#### Data extract:
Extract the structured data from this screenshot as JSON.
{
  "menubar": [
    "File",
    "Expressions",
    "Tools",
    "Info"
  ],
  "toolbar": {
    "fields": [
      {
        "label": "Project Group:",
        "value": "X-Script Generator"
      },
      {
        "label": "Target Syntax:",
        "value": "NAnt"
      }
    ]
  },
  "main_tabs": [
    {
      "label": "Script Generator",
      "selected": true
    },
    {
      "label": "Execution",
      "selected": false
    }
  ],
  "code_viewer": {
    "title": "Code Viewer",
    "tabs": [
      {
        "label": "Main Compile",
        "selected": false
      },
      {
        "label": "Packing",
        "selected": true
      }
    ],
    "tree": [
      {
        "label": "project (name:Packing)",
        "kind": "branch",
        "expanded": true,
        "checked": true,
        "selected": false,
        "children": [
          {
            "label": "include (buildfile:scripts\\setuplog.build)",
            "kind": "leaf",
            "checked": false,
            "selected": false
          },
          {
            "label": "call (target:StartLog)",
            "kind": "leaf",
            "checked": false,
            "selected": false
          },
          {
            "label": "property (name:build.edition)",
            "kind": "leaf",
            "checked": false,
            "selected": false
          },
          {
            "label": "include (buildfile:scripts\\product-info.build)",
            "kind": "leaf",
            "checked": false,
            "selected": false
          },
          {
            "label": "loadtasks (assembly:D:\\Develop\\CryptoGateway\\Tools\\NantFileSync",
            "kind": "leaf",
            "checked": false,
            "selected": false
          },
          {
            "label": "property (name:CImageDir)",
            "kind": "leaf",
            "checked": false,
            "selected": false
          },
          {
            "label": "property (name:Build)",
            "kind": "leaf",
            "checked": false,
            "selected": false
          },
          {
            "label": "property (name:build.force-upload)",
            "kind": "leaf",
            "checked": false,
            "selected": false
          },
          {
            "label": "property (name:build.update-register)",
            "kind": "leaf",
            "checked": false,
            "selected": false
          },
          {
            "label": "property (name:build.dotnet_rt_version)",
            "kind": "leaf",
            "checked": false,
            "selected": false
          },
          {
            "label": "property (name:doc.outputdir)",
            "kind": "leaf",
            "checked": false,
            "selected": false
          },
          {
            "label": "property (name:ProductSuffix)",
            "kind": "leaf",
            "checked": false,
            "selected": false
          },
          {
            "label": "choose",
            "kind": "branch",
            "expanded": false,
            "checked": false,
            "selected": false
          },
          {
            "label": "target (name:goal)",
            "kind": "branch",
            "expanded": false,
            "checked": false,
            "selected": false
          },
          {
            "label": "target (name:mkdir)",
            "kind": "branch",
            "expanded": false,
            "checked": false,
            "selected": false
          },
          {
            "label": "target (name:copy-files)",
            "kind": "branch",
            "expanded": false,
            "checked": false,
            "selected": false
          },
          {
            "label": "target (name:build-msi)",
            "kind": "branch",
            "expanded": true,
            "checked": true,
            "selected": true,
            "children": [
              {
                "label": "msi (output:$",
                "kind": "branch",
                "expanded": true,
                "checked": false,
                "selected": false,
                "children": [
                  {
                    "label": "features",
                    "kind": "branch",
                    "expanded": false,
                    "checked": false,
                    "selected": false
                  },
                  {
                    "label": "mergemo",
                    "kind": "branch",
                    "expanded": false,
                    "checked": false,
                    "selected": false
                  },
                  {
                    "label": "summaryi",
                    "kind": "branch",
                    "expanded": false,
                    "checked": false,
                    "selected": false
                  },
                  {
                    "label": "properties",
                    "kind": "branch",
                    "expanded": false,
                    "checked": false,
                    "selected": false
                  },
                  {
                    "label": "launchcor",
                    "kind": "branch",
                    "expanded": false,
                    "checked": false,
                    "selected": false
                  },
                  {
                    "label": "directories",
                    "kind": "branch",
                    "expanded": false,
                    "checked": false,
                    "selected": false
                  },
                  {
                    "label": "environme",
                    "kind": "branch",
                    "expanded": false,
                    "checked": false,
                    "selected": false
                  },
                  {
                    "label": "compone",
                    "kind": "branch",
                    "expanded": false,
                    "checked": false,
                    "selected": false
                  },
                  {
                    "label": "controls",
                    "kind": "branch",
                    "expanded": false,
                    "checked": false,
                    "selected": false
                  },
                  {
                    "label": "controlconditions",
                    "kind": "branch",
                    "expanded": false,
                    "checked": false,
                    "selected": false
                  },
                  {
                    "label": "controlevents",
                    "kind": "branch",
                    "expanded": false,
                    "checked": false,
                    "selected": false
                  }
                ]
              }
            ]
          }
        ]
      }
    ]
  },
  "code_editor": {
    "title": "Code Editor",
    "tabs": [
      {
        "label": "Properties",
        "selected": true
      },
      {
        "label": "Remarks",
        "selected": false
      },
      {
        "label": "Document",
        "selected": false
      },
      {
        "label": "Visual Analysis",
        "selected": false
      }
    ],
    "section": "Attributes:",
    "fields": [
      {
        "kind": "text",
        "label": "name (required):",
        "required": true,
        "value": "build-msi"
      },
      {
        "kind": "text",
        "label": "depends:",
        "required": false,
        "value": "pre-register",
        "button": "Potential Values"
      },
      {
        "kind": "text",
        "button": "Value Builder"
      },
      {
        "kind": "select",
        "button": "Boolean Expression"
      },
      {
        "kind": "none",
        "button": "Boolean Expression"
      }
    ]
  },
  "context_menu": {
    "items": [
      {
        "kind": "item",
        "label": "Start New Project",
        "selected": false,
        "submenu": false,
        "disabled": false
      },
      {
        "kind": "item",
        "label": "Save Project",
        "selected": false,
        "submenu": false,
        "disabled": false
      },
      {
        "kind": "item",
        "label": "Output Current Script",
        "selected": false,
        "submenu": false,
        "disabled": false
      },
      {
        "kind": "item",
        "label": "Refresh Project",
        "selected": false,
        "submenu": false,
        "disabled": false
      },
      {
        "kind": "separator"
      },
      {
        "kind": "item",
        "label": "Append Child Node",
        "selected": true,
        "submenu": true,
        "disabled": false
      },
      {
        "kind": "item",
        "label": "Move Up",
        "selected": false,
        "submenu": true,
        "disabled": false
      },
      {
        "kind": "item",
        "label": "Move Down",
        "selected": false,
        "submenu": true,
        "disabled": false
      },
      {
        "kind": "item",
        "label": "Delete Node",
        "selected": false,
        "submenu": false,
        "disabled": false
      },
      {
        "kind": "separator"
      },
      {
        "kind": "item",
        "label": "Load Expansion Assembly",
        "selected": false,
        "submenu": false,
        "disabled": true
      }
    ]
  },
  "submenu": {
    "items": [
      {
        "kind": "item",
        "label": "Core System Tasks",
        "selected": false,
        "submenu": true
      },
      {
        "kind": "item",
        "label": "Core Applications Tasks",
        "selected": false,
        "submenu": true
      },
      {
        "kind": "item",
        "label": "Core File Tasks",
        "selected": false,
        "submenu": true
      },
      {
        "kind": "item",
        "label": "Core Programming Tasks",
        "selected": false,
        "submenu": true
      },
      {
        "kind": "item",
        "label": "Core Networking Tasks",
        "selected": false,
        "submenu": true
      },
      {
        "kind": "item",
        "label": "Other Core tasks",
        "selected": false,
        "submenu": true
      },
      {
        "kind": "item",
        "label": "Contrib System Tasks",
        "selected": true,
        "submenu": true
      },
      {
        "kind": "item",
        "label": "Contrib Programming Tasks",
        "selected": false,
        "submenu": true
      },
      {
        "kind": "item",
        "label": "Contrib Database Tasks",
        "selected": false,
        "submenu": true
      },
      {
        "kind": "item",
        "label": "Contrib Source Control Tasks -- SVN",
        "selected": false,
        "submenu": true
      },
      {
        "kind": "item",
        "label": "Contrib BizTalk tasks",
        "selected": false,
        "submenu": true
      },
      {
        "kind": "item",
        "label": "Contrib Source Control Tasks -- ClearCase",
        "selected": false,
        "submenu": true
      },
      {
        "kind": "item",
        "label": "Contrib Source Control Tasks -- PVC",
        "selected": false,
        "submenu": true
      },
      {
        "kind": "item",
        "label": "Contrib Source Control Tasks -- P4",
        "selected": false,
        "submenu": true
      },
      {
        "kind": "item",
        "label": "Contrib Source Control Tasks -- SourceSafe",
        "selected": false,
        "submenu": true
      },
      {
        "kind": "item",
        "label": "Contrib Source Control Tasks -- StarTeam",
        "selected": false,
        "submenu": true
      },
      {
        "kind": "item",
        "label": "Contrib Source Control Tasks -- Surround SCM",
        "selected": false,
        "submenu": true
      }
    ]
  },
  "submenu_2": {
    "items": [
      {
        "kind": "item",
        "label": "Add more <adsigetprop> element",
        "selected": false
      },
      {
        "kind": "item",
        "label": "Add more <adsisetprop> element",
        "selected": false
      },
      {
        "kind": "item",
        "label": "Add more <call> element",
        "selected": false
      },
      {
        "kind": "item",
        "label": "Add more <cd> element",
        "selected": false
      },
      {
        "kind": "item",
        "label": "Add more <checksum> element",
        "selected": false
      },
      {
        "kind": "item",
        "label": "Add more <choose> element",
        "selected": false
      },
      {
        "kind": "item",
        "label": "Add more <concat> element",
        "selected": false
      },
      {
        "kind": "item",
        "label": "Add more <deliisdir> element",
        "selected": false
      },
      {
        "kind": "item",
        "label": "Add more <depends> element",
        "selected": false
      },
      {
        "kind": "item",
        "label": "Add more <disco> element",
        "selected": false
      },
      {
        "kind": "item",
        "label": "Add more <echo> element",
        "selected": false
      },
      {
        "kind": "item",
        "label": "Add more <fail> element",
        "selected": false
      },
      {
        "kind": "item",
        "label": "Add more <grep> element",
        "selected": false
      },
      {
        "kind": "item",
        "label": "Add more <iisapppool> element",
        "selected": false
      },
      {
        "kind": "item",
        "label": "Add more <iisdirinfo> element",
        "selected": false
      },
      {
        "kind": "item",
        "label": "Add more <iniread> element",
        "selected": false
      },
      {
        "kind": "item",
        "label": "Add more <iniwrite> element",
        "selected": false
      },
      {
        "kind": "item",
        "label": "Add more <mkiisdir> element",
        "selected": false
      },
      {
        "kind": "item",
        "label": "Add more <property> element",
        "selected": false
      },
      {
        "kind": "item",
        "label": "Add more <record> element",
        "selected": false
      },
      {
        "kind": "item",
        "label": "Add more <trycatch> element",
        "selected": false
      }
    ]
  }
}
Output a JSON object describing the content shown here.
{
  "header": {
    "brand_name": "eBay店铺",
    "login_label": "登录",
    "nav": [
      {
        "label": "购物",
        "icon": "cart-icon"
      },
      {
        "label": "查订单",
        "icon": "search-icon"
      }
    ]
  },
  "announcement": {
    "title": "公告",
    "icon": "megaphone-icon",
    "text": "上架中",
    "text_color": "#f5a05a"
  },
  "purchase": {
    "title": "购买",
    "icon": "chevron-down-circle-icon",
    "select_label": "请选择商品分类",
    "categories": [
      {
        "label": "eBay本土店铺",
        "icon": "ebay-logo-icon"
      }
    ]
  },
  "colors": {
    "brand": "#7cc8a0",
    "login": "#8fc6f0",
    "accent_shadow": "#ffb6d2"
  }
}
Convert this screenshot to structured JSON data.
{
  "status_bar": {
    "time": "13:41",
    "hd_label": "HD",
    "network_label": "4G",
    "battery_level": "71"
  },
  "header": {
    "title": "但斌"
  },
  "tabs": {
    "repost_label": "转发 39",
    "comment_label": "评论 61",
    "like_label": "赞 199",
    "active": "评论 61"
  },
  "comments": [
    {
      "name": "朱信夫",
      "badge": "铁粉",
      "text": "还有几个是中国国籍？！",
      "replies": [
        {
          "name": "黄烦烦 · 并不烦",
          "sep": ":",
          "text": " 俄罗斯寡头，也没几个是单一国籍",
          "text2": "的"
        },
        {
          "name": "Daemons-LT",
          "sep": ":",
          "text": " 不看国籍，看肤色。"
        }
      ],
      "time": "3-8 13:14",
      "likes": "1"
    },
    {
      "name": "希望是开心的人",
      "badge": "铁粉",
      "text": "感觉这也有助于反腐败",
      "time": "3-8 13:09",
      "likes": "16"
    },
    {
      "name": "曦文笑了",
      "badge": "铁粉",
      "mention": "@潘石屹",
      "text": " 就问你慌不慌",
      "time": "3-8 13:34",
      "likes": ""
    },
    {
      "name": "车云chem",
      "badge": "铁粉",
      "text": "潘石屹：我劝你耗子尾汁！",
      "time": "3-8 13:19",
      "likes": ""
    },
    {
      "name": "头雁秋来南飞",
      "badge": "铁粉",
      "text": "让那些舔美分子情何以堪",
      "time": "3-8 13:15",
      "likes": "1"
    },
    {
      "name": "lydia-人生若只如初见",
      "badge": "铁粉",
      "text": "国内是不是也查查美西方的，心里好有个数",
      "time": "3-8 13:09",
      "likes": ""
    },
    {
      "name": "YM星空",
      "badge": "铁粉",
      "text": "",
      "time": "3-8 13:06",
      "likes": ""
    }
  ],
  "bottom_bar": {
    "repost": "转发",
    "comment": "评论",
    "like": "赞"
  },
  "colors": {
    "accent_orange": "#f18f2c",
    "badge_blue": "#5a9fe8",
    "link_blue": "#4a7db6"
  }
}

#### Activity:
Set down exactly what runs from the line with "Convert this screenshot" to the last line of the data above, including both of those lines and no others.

#### Answer area:
Convert this screenshot to structured JSON data.
{
  "status_bar": {
    "time": "13:41",
    "hd_label": "HD",
    "network_label": "4G",
    "battery_level": "71"
  },
  "header": {
    "title": "但斌"
  },
  "tabs": {
    "repost_label": "转发 39",
    "comment_label": "评论 61",
    "like_label": "赞 199",
    "active": "评论 61"
  },
  "comments": [
    {
      "name": "朱信夫",
      "badge": "铁粉",
      "text": "还有几个是中国国籍？！",
      "replies": [
        {
          "name": "黄烦烦 · 并不烦",
          "sep": ":",
          "text": " 俄罗斯寡头，也没几个是单一国籍",
          "text2": "的"
        },
        {
          "name": "Daemons-LT",
          "sep": ":",
          "text": " 不看国籍，看肤色。"
        }
      ],
      "time": "3-8 13:14",
      "likes": "1"
    },
    {
      "name": "希望是开心的人",
      "badge": "铁粉",
      "text": "感觉这也有助于反腐败",
      "time": "3-8 13:09",
      "likes": "16"
    },
    {
      "name": "曦文笑了",
      "badge": "铁粉",
      "mention": "@潘石屹",
      "text": " 就问你慌不慌",
      "time": "3-8 13:34",
      "likes": ""
    },
    {
      "name": "车云chem",
      "badge": "铁粉",
      "text": "潘石屹：我劝你耗子尾汁！",
      "time": "3-8 13:19",
      "likes": ""
    },
    {
      "name": "头雁秋来南飞",
      "badge": "铁粉",
      "text": "让那些舔美分子情何以堪",
      "time": "3-8 13:15",
      "likes": "1"
    },
    {
      "name": "lydia-人生若只如初见",
      "badge": "铁粉",
      "text": "国内是不是也查查美西方的，心里好有个数",
      "time": "3-8 13:09",
      "likes": ""
    },
    {
      "name": "YM星空",
      "badge": "铁粉",
      "text": "",
      "time": "3-8 13:06",
      "likes": ""
    }
  ],
  "bottom_bar": {
    "repost": "转发",
    "comment": "评论",
    "like": "赞"
  },
  "colors": {
    "accent_orange": "#f18f2c",
    "badge_blue": "#5a9fe8",
    "link_blue": "#4a7db6"
  }
}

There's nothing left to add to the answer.